How to take care of your digestion on your escape
Kristina Campbell, MSc
The chances of having a grumpy gut increase when you travel. With these tips to keep your gut microbiome as your ally, you can cultivate problem-free digestion through your entire trip.
Hat and sunscreen? Check. Stack of magazines? Check. I’d picked out a deck chair with a great view of the pool and the palms, and was settling in for a great afternoon in the sun. It was a chance to relax and forget about everything ... well, everything except the sharp pains in my stomach.
Whether or not you normally live with digestive symptoms such as bloating, gas, abdominal pain, or abnormal stool consistency, the likelihood of having to deal with them is greater when venturing away from home. With an estimated 15 million travellers annually experiencing an episode of infectious diarrhea, you can expect the unexpected with your gut while you travel.
Granted, it’s not an easy task to protect the 300-square-metre surface of your digestive tract— an area the size of a tennis court—from the constant barrage of environmental factors you encounter while you travel.

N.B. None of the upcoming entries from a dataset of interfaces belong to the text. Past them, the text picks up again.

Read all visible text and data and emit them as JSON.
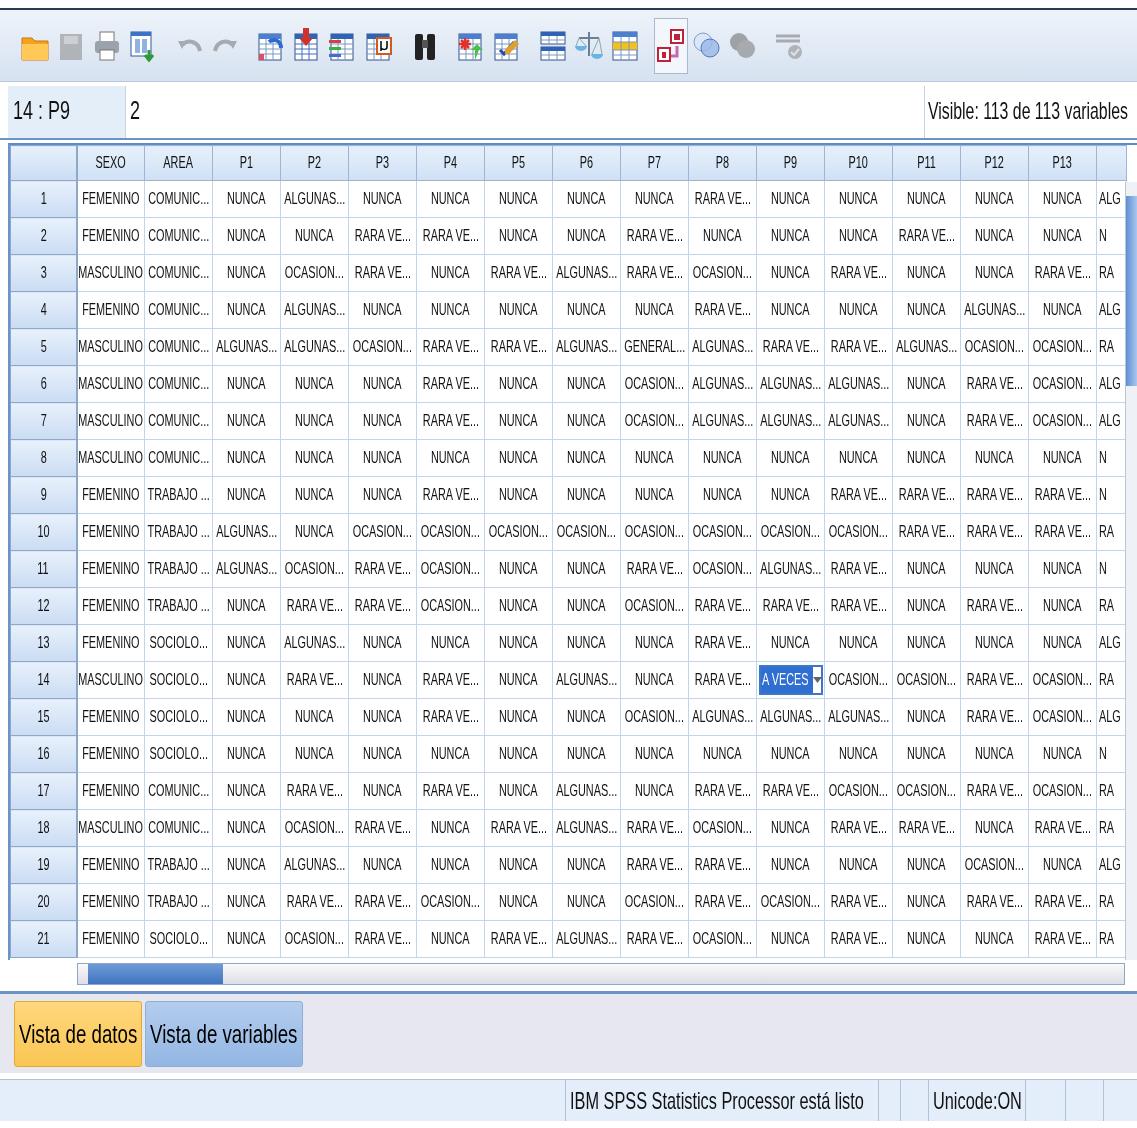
{
  "toolbar": [
    {
      "disabled": false,
      "pressed": false
    },
    {
      "disabled": true,
      "pressed": false
    },
    {
      "disabled": false,
      "pressed": false
    },
    {
      "disabled": false,
      "pressed": false
    },
    {
      "disabled": true,
      "pressed": false
    },
    {
      "disabled": true,
      "pressed": false
    },
    {
      "disabled": false,
      "pressed": false
    },
    {
      "disabled": false,
      "pressed": false
    },
    {
      "disabled": false,
      "pressed": false
    },
    {
      "disabled": false,
      "pressed": false
    },
    {
      "disabled": false,
      "pressed": false
    },
    {
      "disabled": false,
      "pressed": false
    },
    {
      "disabled": false,
      "pressed": false
    },
    {
      "disabled": false,
      "pressed": false
    },
    {
      "disabled": false,
      "pressed": false
    },
    {
      "disabled": false,
      "pressed": false
    },
    {
      "disabled": false,
      "pressed": true
    },
    {
      "disabled": false,
      "pressed": false
    },
    {
      "disabled": true,
      "pressed": false
    },
    {
      "disabled": true,
      "pressed": false
    }
  ],
  "cell_ref": "14 : P9",
  "cell_value": "2",
  "visible_info": "Visible: 113 de 113 variables",
  "columns": [
    "SEXO",
    "AREA",
    "P1",
    "P2",
    "P3",
    "P4",
    "P5",
    "P6",
    "P7",
    "P8",
    "P9",
    "P10",
    "P11",
    "P12",
    "P13"
  ],
  "rows": [
    {
      "number": "1",
      "cells": [
        "FEMENINO",
        "COMUNIC...",
        "NUNCA",
        "ALGUNAS...",
        "NUNCA",
        "NUNCA",
        "NUNCA",
        "NUNCA",
        "NUNCA",
        "RARA VE...",
        "NUNCA",
        "NUNCA",
        "NUNCA",
        "NUNCA",
        "NUNCA",
        "ALG"
      ]
    },
    {
      "number": "2",
      "cells": [
        "FEMENINO",
        "COMUNIC...",
        "NUNCA",
        "NUNCA",
        "RARA VE...",
        "RARA VE...",
        "NUNCA",
        "NUNCA",
        "RARA VE...",
        "NUNCA",
        "NUNCA",
        "NUNCA",
        "RARA VE...",
        "NUNCA",
        "NUNCA",
        "N"
      ]
    },
    {
      "number": "3",
      "cells": [
        "MASCULINO",
        "COMUNIC...",
        "NUNCA",
        "OCASION...",
        "RARA VE...",
        "NUNCA",
        "RARA VE...",
        "ALGUNAS...",
        "RARA VE...",
        "OCASION...",
        "NUNCA",
        "RARA VE...",
        "NUNCA",
        "NUNCA",
        "RARA VE...",
        "RA"
      ]
    },
    {
      "number": "4",
      "cells": [
        "FEMENINO",
        "COMUNIC...",
        "NUNCA",
        "ALGUNAS...",
        "NUNCA",
        "NUNCA",
        "NUNCA",
        "NUNCA",
        "NUNCA",
        "RARA VE...",
        "NUNCA",
        "NUNCA",
        "NUNCA",
        "ALGUNAS...",
        "NUNCA",
        "ALG"
      ]
    },
    {
      "number": "5",
      "cells": [
        "MASCULINO",
        "COMUNIC...",
        "ALGUNAS...",
        "ALGUNAS...",
        "OCASION...",
        "RARA VE...",
        "RARA VE...",
        "ALGUNAS...",
        "GENERAL...",
        "ALGUNAS...",
        "RARA VE...",
        "RARA VE...",
        "ALGUNAS...",
        "OCASION...",
        "OCASION...",
        "RA"
      ]
    },
    {
      "number": "6",
      "cells": [
        "MASCULINO",
        "COMUNIC...",
        "NUNCA",
        "NUNCA",
        "NUNCA",
        "RARA VE...",
        "NUNCA",
        "NUNCA",
        "OCASION...",
        "ALGUNAS...",
        "ALGUNAS...",
        "ALGUNAS...",
        "NUNCA",
        "RARA VE...",
        "OCASION...",
        "ALG"
      ]
    },
    {
      "number": "7",
      "cells": [
        "MASCULINO",
        "COMUNIC...",
        "NUNCA",
        "NUNCA",
        "NUNCA",
        "RARA VE...",
        "NUNCA",
        "NUNCA",
        "OCASION...",
        "ALGUNAS...",
        "ALGUNAS...",
        "ALGUNAS...",
        "NUNCA",
        "RARA VE...",
        "OCASION...",
        "ALG"
      ]
    },
    {
      "number": "8",
      "cells": [
        "MASCULINO",
        "COMUNIC...",
        "NUNCA",
        "NUNCA",
        "NUNCA",
        "NUNCA",
        "NUNCA",
        "NUNCA",
        "NUNCA",
        "NUNCA",
        "NUNCA",
        "NUNCA",
        "NUNCA",
        "NUNCA",
        "NUNCA",
        "N"
      ]
    },
    {
      "number": "9",
      "cells": [
        "FEMENINO",
        "TRABAJO ...",
        "NUNCA",
        "NUNCA",
        "NUNCA",
        "RARA VE...",
        "NUNCA",
        "NUNCA",
        "NUNCA",
        "NUNCA",
        "NUNCA",
        "RARA VE...",
        "RARA VE...",
        "RARA VE...",
        "RARA VE...",
        "N"
      ]
    },
    {
      "number": "10",
      "cells": [
        "FEMENINO",
        "TRABAJO ...",
        "ALGUNAS...",
        "NUNCA",
        "OCASION...",
        "OCASION...",
        "OCASION...",
        "OCASION...",
        "OCASION...",
        "OCASION...",
        "OCASION...",
        "OCASION...",
        "RARA VE...",
        "RARA VE...",
        "RARA VE...",
        "RA"
      ]
    },
    {
      "number": "11",
      "cells": [
        "FEMENINO",
        "TRABAJO ...",
        "ALGUNAS...",
        "OCASION...",
        "RARA VE...",
        "OCASION...",
        "NUNCA",
        "NUNCA",
        "RARA VE...",
        "OCASION...",
        "ALGUNAS...",
        "RARA VE...",
        "NUNCA",
        "NUNCA",
        "NUNCA",
        "N"
      ]
    },
    {
      "number": "12",
      "cells": [
        "FEMENINO",
        "TRABAJO ...",
        "NUNCA",
        "RARA VE...",
        "RARA VE...",
        "OCASION...",
        "NUNCA",
        "NUNCA",
        "OCASION...",
        "RARA VE...",
        "RARA VE...",
        "RARA VE...",
        "NUNCA",
        "RARA VE...",
        "NUNCA",
        "RA"
      ]
    },
    {
      "number": "13",
      "cells": [
        "FEMENINO",
        "SOCIOLO...",
        "NUNCA",
        "ALGUNAS...",
        "NUNCA",
        "NUNCA",
        "NUNCA",
        "NUNCA",
        "NUNCA",
        "RARA VE...",
        "NUNCA",
        "NUNCA",
        "NUNCA",
        "NUNCA",
        "NUNCA",
        "ALG"
      ]
    },
    {
      "number": "14",
      "cells": [
        "MASCULINO",
        "SOCIOLO...",
        "NUNCA",
        "RARA VE...",
        "NUNCA",
        "RARA VE...",
        "NUNCA",
        "ALGUNAS...",
        "NUNCA",
        "RARA VE...",
        {
          "kind": "editor",
          "value": "A VECES"
        },
        "OCASION...",
        "OCASION...",
        "RARA VE...",
        "OCASION...",
        "RA"
      ]
    },
    {
      "number": "15",
      "cells": [
        "FEMENINO",
        "SOCIOLO...",
        "NUNCA",
        "NUNCA",
        "NUNCA",
        "RARA VE...",
        "NUNCA",
        "NUNCA",
        "OCASION...",
        "ALGUNAS...",
        "ALGUNAS...",
        "ALGUNAS...",
        "NUNCA",
        "RARA VE...",
        "OCASION...",
        "ALG"
      ]
    },
    {
      "number": "16",
      "cells": [
        "FEMENINO",
        "SOCIOLO...",
        "NUNCA",
        "NUNCA",
        "NUNCA",
        "NUNCA",
        "NUNCA",
        "NUNCA",
        "NUNCA",
        "NUNCA",
        "NUNCA",
        "NUNCA",
        "NUNCA",
        "NUNCA",
        "NUNCA",
        "N"
      ]
    },
    {
      "number": "17",
      "cells": [
        "FEMENINO",
        "COMUNIC...",
        "NUNCA",
        "RARA VE...",
        "NUNCA",
        "RARA VE...",
        "NUNCA",
        "ALGUNAS...",
        "NUNCA",
        "RARA VE...",
        "RARA VE...",
        "OCASION...",
        "OCASION...",
        "RARA VE...",
        "OCASION...",
        "RA"
      ]
    },
    {
      "number": "18",
      "cells": [
        "MASCULINO",
        "COMUNIC...",
        "NUNCA",
        "OCASION...",
        "RARA VE...",
        "NUNCA",
        "RARA VE...",
        "ALGUNAS...",
        "RARA VE...",
        "OCASION...",
        "NUNCA",
        "RARA VE...",
        "RARA VE...",
        "NUNCA",
        "RARA VE...",
        "RA"
      ]
    },
    {
      "number": "19",
      "cells": [
        "FEMENINO",
        "TRABAJO ...",
        "NUNCA",
        "ALGUNAS...",
        "NUNCA",
        "NUNCA",
        "NUNCA",
        "NUNCA",
        "RARA VE...",
        "RARA VE...",
        "NUNCA",
        "NUNCA",
        "NUNCA",
        "OCASION...",
        "NUNCA",
        "ALG"
      ]
    },
    {
      "number": "20",
      "cells": [
        "FEMENINO",
        "TRABAJO ...",
        "NUNCA",
        "RARA VE...",
        "RARA VE...",
        "OCASION...",
        "NUNCA",
        "NUNCA",
        "OCASION...",
        "RARA VE...",
        "OCASION...",
        "RARA VE...",
        "NUNCA",
        "RARA VE...",
        "RARA VE...",
        "RA"
      ]
    },
    {
      "number": "21",
      "cells": [
        "FEMENINO",
        "SOCIOLO...",
        "NUNCA",
        "OCASION...",
        "RARA VE...",
        "NUNCA",
        "RARA VE...",
        "ALGUNAS...",
        "RARA VE...",
        "OCASION...",
        "NUNCA",
        "RARA VE...",
        "NUNCA",
        "NUNCA",
        "RARA VE...",
        "RA"
      ]
    }
  ],
  "tabs": [
    {
      "label": "Vista de datos",
      "selected": true
    },
    {
      "label": "Vista de variables",
      "selected": false
    }
  ],
  "status_bar": {
    "message": "IBM SPSS Statistics Processor está listo",
    "encoding": "Unicode:ON"
  }
}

The gut surface is coated with bacteria, archaea, fungi, and viruses: a community known as your gut microbiome.
Scientists have described the gut microbiome as the body’s “interface with the external world of the traveller,” as the microbes appear to ebb and flow depending on where you go, what you eat, and what you do.

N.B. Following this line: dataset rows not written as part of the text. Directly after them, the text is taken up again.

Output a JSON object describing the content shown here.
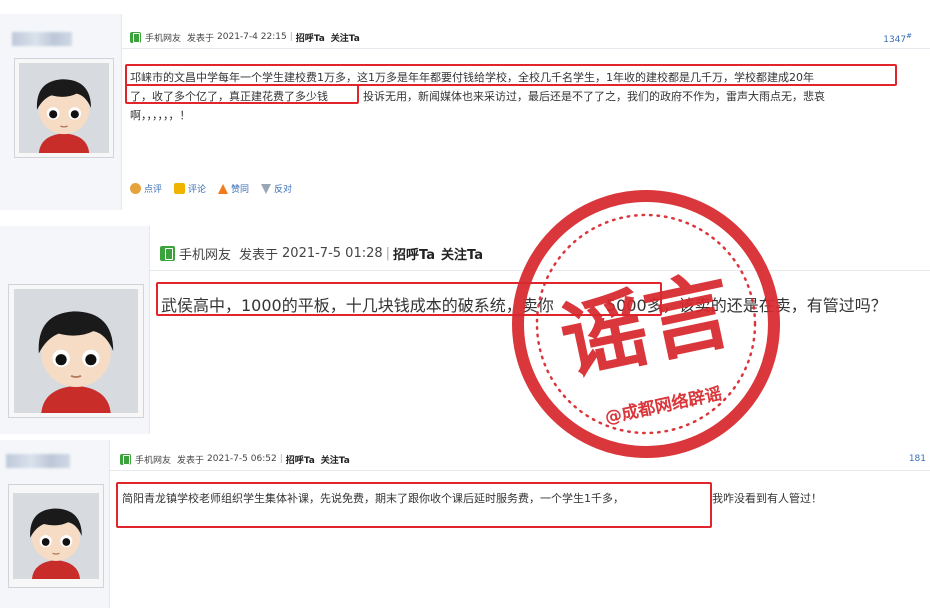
{
  "posts": [
    {
      "author": "手机网友",
      "posted_prefix": "发表于",
      "posted_time": "2021-7-4 22:15",
      "greet": "招呼Ta",
      "follow": "关注Ta",
      "floor": "1347",
      "floor_suffix": "#",
      "line1": "邛崃市的文昌中学每年一个学生建校费1万多，这1万多是年年都要付钱给学校，全校几千名学生，1年收的建校都是几千万，学校都建成20年",
      "line2a": "了，收了多个亿了，真正建花费了多少钱",
      "line2b": "投诉无用，新闻媒体也来采访过，最后还是不了了之，我们的政府不作为，雷声大雨点无，悲哀",
      "line3": "啊，，，，，，！",
      "actions": [
        "点评",
        "评论",
        "赞同",
        "反对"
      ]
    },
    {
      "author": "手机网友",
      "posted_prefix": "发表于",
      "posted_time": "2021-7-5 01:28",
      "greet": "招呼Ta",
      "follow": "关注Ta",
      "text_a": "武侯高中，1000的平板，十几块钱成本的破系统，卖你",
      "text_b": "5000多，该卖的还是在卖，有管过吗？"
    },
    {
      "author": "手机网友",
      "posted_prefix": "发表于",
      "posted_time": "2021-7-5 06:52",
      "greet": "招呼Ta",
      "follow": "关注Ta",
      "floor": "181",
      "text_a": "简阳青龙镇学校老师组织学生集体补课，先说免费，期末了跟你收个课后延时服务费，一个学生1千多，",
      "text_b": "我咋没看到有人管过！"
    }
  ],
  "stamp": {
    "title": "谣言",
    "caption": "@成都网络辟谣",
    "color": "#d8282e"
  },
  "colors": {
    "highlight": "#e0262a",
    "link": "#3a6fb7",
    "author_icon": "#3ca33c"
  }
}
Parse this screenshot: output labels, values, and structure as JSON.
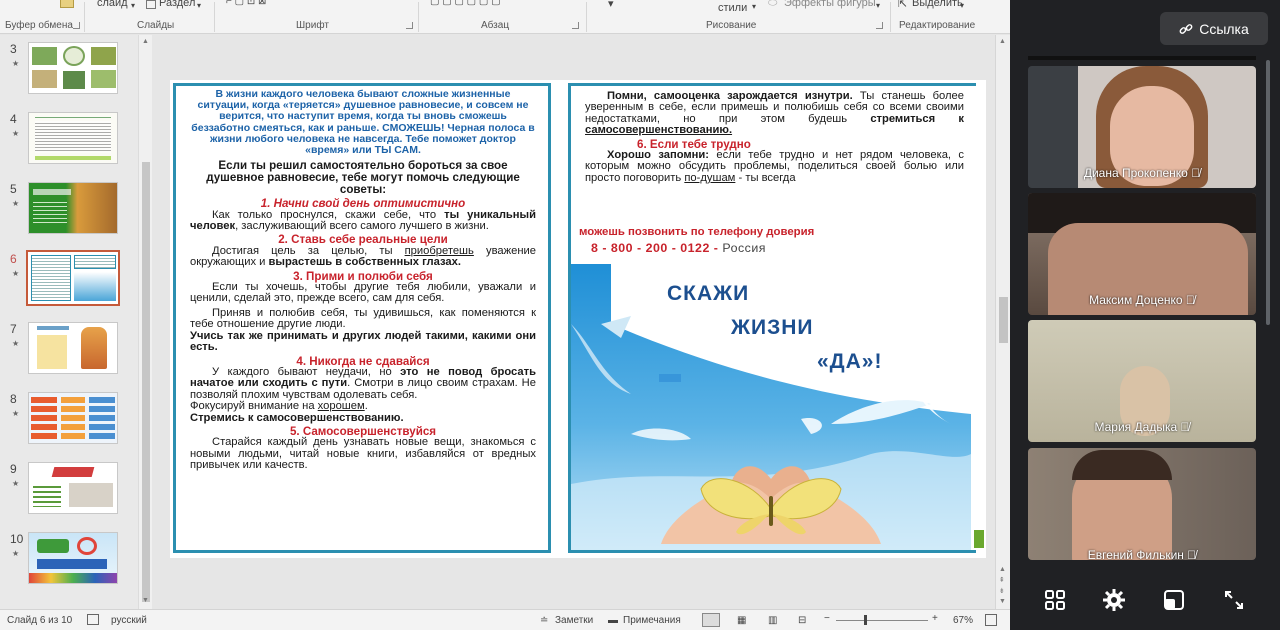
{
  "ribbon": {
    "top_slide_btn": "слайд",
    "top_section_btn": "Раздел",
    "top_styles": "стили",
    "top_shape_effects": "Эффекты фигуры",
    "top_select": "Выделить",
    "groups": [
      "Буфер обмена",
      "Слайды",
      "Шрифт",
      "Абзац",
      "Рисование",
      "Редактирование"
    ]
  },
  "thumbnails": [
    {
      "num": "3",
      "selected": false
    },
    {
      "num": "4",
      "selected": false
    },
    {
      "num": "5",
      "selected": false
    },
    {
      "num": "6",
      "selected": true
    },
    {
      "num": "7",
      "selected": false
    },
    {
      "num": "8",
      "selected": false
    },
    {
      "num": "9",
      "selected": false
    },
    {
      "num": "10",
      "selected": false
    }
  ],
  "slide": {
    "left": {
      "intro": "В жизни каждого человека бывают сложные жизненные ситуации, когда «теряется» душевное равновесие, и совсем не верится, что наступит время, когда ты вновь сможешь беззаботно смеяться, как и раньше. СМОЖЕШЬ! Черная полоса в жизни любого человека не навсегда. Тебе поможет доктор «время» или ТЫ САМ.",
      "lead": "Если ты решил самостоятельно бороться за свое душевное равновесие, тебе могут помочь следующие советы:",
      "h1": "1. Начни свой день оптимистично",
      "p1a": "Как только проснулся, скажи себе, что ",
      "p1b": "ты уникальный человек",
      "p1c": ", заслуживающий всего самого лучшего в жизни.",
      "h2": "2. Ставь себе реальные цели",
      "p2a": "Достигая цель за целью, ты ",
      "p2b": "приобретешь",
      "p2c": " уважение окружающих и ",
      "p2d": "вырастешь в собственных глазах.",
      "h3": "3. Прими и полюби себя",
      "p3": "Если ты хочешь, чтобы другие тебя любили, уважали и ценили, сделай это, прежде всего, сам для себя.",
      "p4": "Приняв и полюбив себя, ты удивишься, как поменяются к тебе отношение другие люди.",
      "p5": "Учись так же принимать и других людей такими, какими они есть.",
      "h4": "4. Никогда не сдавайся",
      "p6a": "У каждого бывают неудачи, но ",
      "p6b": "это не повод бросать начатое или сходить с пути",
      "p6c": ". Смотри в лицо своим страхам. Не позволяй плохим чувствам одолевать себя.",
      "p7a": "Фокусируй внимание на ",
      "p7b": "хорошем",
      "p7c": ".",
      "p8": "Стремись к самосовершенствованию.",
      "h5": "5. Самосовершенствуйся",
      "p9": "Старайся каждый день узнавать новые вещи, знакомься с новыми людьми, читай новые книги, избавляйся от вредных привычек или качеств."
    },
    "right": {
      "r1a": "Помни, самооценка зарождается изнутри.",
      "r1b": " Ты станешь более уверенным в себе, если примешь и полюбишь себя со всеми своими недостатками, но при этом будешь ",
      "r1c": "стремиться к",
      "r1d": " ",
      "r1e": "самосовершенствованию.",
      "h6": "6. Если тебе трудно",
      "r2a": "Хорошо запомни:",
      "r2b": " если тебе трудно и нет рядом человека, с которым можно обсудить проблемы, поделиться своей болью или просто поговорить ",
      "r2c": "по-душам",
      "r2d": " - ты всегда",
      "hotline_intro": "можешь позвонить по телефону доверия",
      "hotline_number": "8 - 800 - 200 - 0122 -",
      "hotline_country": " Россия",
      "poster_line1": "СКАЖИ",
      "poster_line2": "ЖИЗНИ",
      "poster_line3": "«ДА»!"
    }
  },
  "status": {
    "slide_counter": "Слайд 6 из 10",
    "language": "русский",
    "notes": "Заметки",
    "comments": "Примечания",
    "zoom": "67%"
  },
  "meeting": {
    "link_label": "Ссылка",
    "participants": [
      {
        "name": "Диана Прокопенко"
      },
      {
        "name": "Максим Доценко"
      },
      {
        "name": "Мария Дадыка"
      },
      {
        "name": "Евгений Филькин"
      }
    ]
  },
  "colors": {
    "accent_red": "#c8232c",
    "accent_blue": "#1d63a8",
    "frame_teal": "#2b8fb0",
    "selection": "#c55a3a"
  }
}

Research shows that even a perfectly healthy traveller can experience a gut microbiome shift—sometimes called a “dysbiosis”—which could affect health by increasing his or her susceptibility to infection by some diarrhea-causing bacteria.
Fortunately, science has yielded some clues about how to avoid digestive problems while travelling, keeping our collection of gut micro-organisms working for us rather than against us.
Certain live micro-organisms can be a traveller’s best friend. Evidence supports the use of the probiotic Lactobacillus plantarum and some other species (or mixtures of species) for improving gastrointestinal symptoms, while the yeast species Saccharomyces boulardii may be able to treat traveller’s diarrhea specifically.
Probiotics as a preventive measure have not been widely studied in travellers, but evidence shows taking certain probiotics in advance of your trip may help prevent the dreaded bout of diarrhea.
A recent mouse study suggested the microbiome bears the mark of even short-term dietary changes associated with travel; this could affect the movement of food through the digestive tract and plausibly affect our bowel habits.
Wherever in the world you find yourself, choosing your foods and beverages carefully can go a long way toward reducing the risk of gastrointestinal infection. Foods served fresh and hot carry less risk of harbouring pathogenic bacteria than fruit and vegetables you wash and peel yourself do.
You might have to keep a stash of your go-to energy bars in your suitcase for times when you’re unsure about the provenance of the food on offer.
A 2014 study found jet-lagged mice ate at irregular times, leading to gut microbiome dysbiosis. In both mice and humans, this jet-lag-associated dysbiosis increased glucose intolerance and obesity.
It stands to reason that if you’re shifting time zones during your trip, set your clock right away to the local hour and stick as closely as possible to your regular mealtimes to avoid digestive problems.
Just two days of partial sleep deprivation in a recent study was enough to induce a gut microbiome dysbiosis and change metabolism in healthy young adults. It makes sense to use your vacation time as an opportunity to give your gut bugs the sleep they need.
Evidence shows dietary fibre may reduce infection-related problems by boosting levels of short-chain fatty acids (SCFAs)—immune-supportive molecules produced by bacteria—in your gut.
Your microbiome creates SCFAs out of nondigestible carbohydrates, so make sure you seek out sources of fibre at every meal: foods such as plantains, cashews, barley, and muesli are particularly good sources. Or bring along a prebiotic supplement for serious fibre power.
Since it’s well documented that certain medications and supplements affect our gut microbiomes, changing your intake while travelling could potentially induce even greater shifts in the bacterial community.
Make sure you pack a good supply of the supplements and medicines you normally take, and label them clearly.
Stress may increase the severity of gastrointestinal symptoms, perhaps because it triggers changes in the gut microbiome (via the gut-brain axis) that disrupt normal intestinal function.
So at the end of each travel day, it’s wise to let the anxieties and the adrenalin subside by finding a calming activity; for example, watching the sunset, taking a walk on the beach, or practising a quiet meditation.
When you’re set to experience the adventure of a lifetime, you don’t want an accidental adventure of a different kind—Mission: Find the Nearest Washroom Immediately. With just a few preventive measures for gut health, you can avoid digestive problems and focus 100 percent on your great escape.
|turmeric||is thought to inhibit gastrointestinal inflammation|
|ginger||has been shown to alleviate some forms of nausea and vomiting|
|prebiotics||formulations such as galacto-oligosaccharides are associated with a reduced incidence of traveller’s diarrhea|
|probiotics||evidence supports the use of certain probiotics for preventing diarrhea, as well as treating both traveller’s diarrhea and general gastrointestinal symptoms|